(Available records Opens)

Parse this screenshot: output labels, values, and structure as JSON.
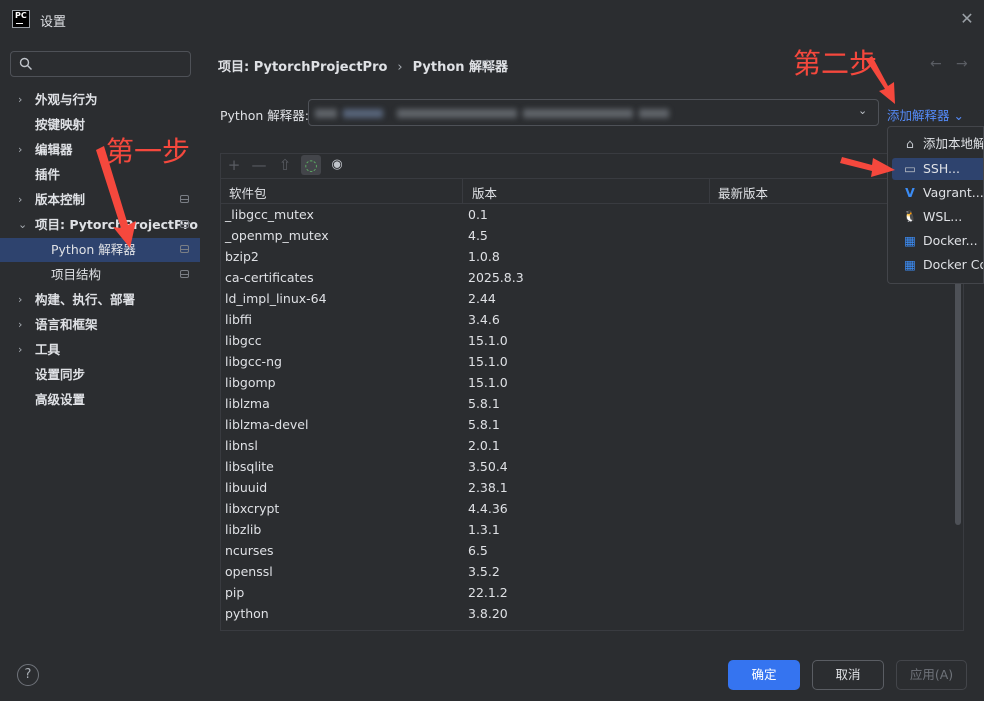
{
  "window": {
    "title": "设置",
    "logo_text": "PC"
  },
  "sidebar": {
    "search_placeholder": "",
    "items": [
      {
        "label": "外观与行为",
        "chevron": "›"
      },
      {
        "label": "按键映射"
      },
      {
        "label": "编辑器",
        "chevron": "›"
      },
      {
        "label": "插件"
      },
      {
        "label": "版本控制",
        "chevron": "›"
      },
      {
        "label": "项目: PytorchProjectPro",
        "chevron": "⌄"
      },
      {
        "label": "Python 解释器"
      },
      {
        "label": "项目结构"
      },
      {
        "label": "构建、执行、部署",
        "chevron": "›"
      },
      {
        "label": "语言和框架",
        "chevron": "›"
      },
      {
        "label": "工具",
        "chevron": "›"
      },
      {
        "label": "设置同步"
      },
      {
        "label": "高级设置"
      }
    ]
  },
  "header": {
    "breadcrumb_project": "项目: PytorchProjectPro",
    "breadcrumb_sep": "›",
    "breadcrumb_page": "Python 解释器",
    "back": "←",
    "forward": "→"
  },
  "interpreter": {
    "label": "Python 解释器:",
    "add_label": "添加解释器 ⌄"
  },
  "annotations": {
    "step1": "第一步",
    "step2": "第二步"
  },
  "toolbar": {
    "add": "+",
    "remove": "—",
    "upgrade": "⇧",
    "refresh": "◌",
    "show": "◉"
  },
  "table": {
    "headers": [
      "软件包",
      "版本",
      "最新版本"
    ],
    "rows": [
      [
        "_libgcc_mutex",
        "0.1"
      ],
      [
        "_openmp_mutex",
        "4.5"
      ],
      [
        "bzip2",
        "1.0.8"
      ],
      [
        "ca-certificates",
        "2025.8.3"
      ],
      [
        "ld_impl_linux-64",
        "2.44"
      ],
      [
        "libffi",
        "3.4.6"
      ],
      [
        "libgcc",
        "15.1.0"
      ],
      [
        "libgcc-ng",
        "15.1.0"
      ],
      [
        "libgomp",
        "15.1.0"
      ],
      [
        "liblzma",
        "5.8.1"
      ],
      [
        "liblzma-devel",
        "5.8.1"
      ],
      [
        "libnsl",
        "2.0.1"
      ],
      [
        "libsqlite",
        "3.50.4"
      ],
      [
        "libuuid",
        "2.38.1"
      ],
      [
        "libxcrypt",
        "4.4.36"
      ],
      [
        "libzlib",
        "1.3.1"
      ],
      [
        "ncurses",
        "6.5"
      ],
      [
        "openssl",
        "3.5.2"
      ],
      [
        "pip",
        "22.1.2"
      ],
      [
        "python",
        "3.8.20"
      ]
    ]
  },
  "popup": {
    "items": [
      {
        "icon": "home-icon",
        "glyph": "⌂",
        "label": "添加本地解释器"
      },
      {
        "icon": "terminal-icon",
        "glyph": "▭",
        "label": "SSH..."
      },
      {
        "icon": "vagrant-icon",
        "glyph": "V",
        "label": "Vagrant..."
      },
      {
        "icon": "linux-icon",
        "glyph": "🐧",
        "label": "WSL..."
      },
      {
        "icon": "docker-icon",
        "glyph": "▦",
        "label": "Docker..."
      },
      {
        "icon": "docker-compose-icon",
        "glyph": "▦",
        "label": "Docker Compose..."
      }
    ]
  },
  "footer": {
    "help": "?",
    "ok": "确定",
    "cancel": "取消",
    "apply": "应用(A)"
  },
  "colors": {
    "accent": "#3574f0",
    "link": "#548af7",
    "selection": "#2e436e",
    "annotation": "#f5483d",
    "background": "#2b2d30"
  }
}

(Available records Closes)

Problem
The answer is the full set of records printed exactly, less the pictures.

Task solution
Parse this screenshot: output labels, values, and structure as JSON.
{
  "window": {
    "title": "设置",
    "logo_text": "PC"
  },
  "sidebar": {
    "search_placeholder": "",
    "items": [
      {
        "label": "外观与行为",
        "chevron": "›"
      },
      {
        "label": "按键映射"
      },
      {
        "label": "编辑器",
        "chevron": "›"
      },
      {
        "label": "插件"
      },
      {
        "label": "版本控制",
        "chevron": "›"
      },
      {
        "label": "项目: PytorchProjectPro",
        "chevron": "⌄"
      },
      {
        "label": "Python 解释器"
      },
      {
        "label": "项目结构"
      },
      {
        "label": "构建、执行、部署",
        "chevron": "›"
      },
      {
        "label": "语言和框架",
        "chevron": "›"
      },
      {
        "label": "工具",
        "chevron": "›"
      },
      {
        "label": "设置同步"
      },
      {
        "label": "高级设置"
      }
    ]
  },
  "header": {
    "breadcrumb_project": "项目: PytorchProjectPro",
    "breadcrumb_sep": "›",
    "breadcrumb_page": "Python 解释器",
    "back": "←",
    "forward": "→"
  },
  "interpreter": {
    "label": "Python 解释器:",
    "add_label": "添加解释器 ⌄"
  },
  "annotations": {
    "step1": "第一步",
    "step2": "第二步"
  },
  "toolbar": {
    "add": "+",
    "remove": "—",
    "upgrade": "⇧",
    "refresh": "◌",
    "show": "◉"
  },
  "table": {
    "headers": [
      "软件包",
      "版本",
      "最新版本"
    ],
    "rows": [
      [
        "_libgcc_mutex",
        "0.1"
      ],
      [
        "_openmp_mutex",
        "4.5"
      ],
      [
        "bzip2",
        "1.0.8"
      ],
      [
        "ca-certificates",
        "2025.8.3"
      ],
      [
        "ld_impl_linux-64",
        "2.44"
      ],
      [
        "libffi",
        "3.4.6"
      ],
      [
        "libgcc",
        "15.1.0"
      ],
      [
        "libgcc-ng",
        "15.1.0"
      ],
      [
        "libgomp",
        "15.1.0"
      ],
      [
        "liblzma",
        "5.8.1"
      ],
      [
        "liblzma-devel",
        "5.8.1"
      ],
      [
        "libnsl",
        "2.0.1"
      ],
      [
        "libsqlite",
        "3.50.4"
      ],
      [
        "libuuid",
        "2.38.1"
      ],
      [
        "libxcrypt",
        "4.4.36"
      ],
      [
        "libzlib",
        "1.3.1"
      ],
      [
        "ncurses",
        "6.5"
      ],
      [
        "openssl",
        "3.5.2"
      ],
      [
        "pip",
        "22.1.2"
      ],
      [
        "python",
        "3.8.20"
      ]
    ]
  },
  "popup": {
    "items": [
      {
        "icon": "home-icon",
        "glyph": "⌂",
        "label": "添加本地解释器"
      },
      {
        "icon": "terminal-icon",
        "glyph": "▭",
        "label": "SSH..."
      },
      {
        "icon": "vagrant-icon",
        "glyph": "V",
        "label": "Vagrant..."
      },
      {
        "icon": "linux-icon",
        "glyph": "🐧",
        "label": "WSL..."
      },
      {
        "icon": "docker-icon",
        "glyph": "▦",
        "label": "Docker..."
      },
      {
        "icon": "docker-compose-icon",
        "glyph": "▦",
        "label": "Docker Compose..."
      }
    ]
  },
  "footer": {
    "help": "?",
    "ok": "确定",
    "cancel": "取消",
    "apply": "应用(A)"
  },
  "colors": {
    "accent": "#3574f0",
    "link": "#548af7",
    "selection": "#2e436e",
    "annotation": "#f5483d",
    "background": "#2b2d30"
  }
}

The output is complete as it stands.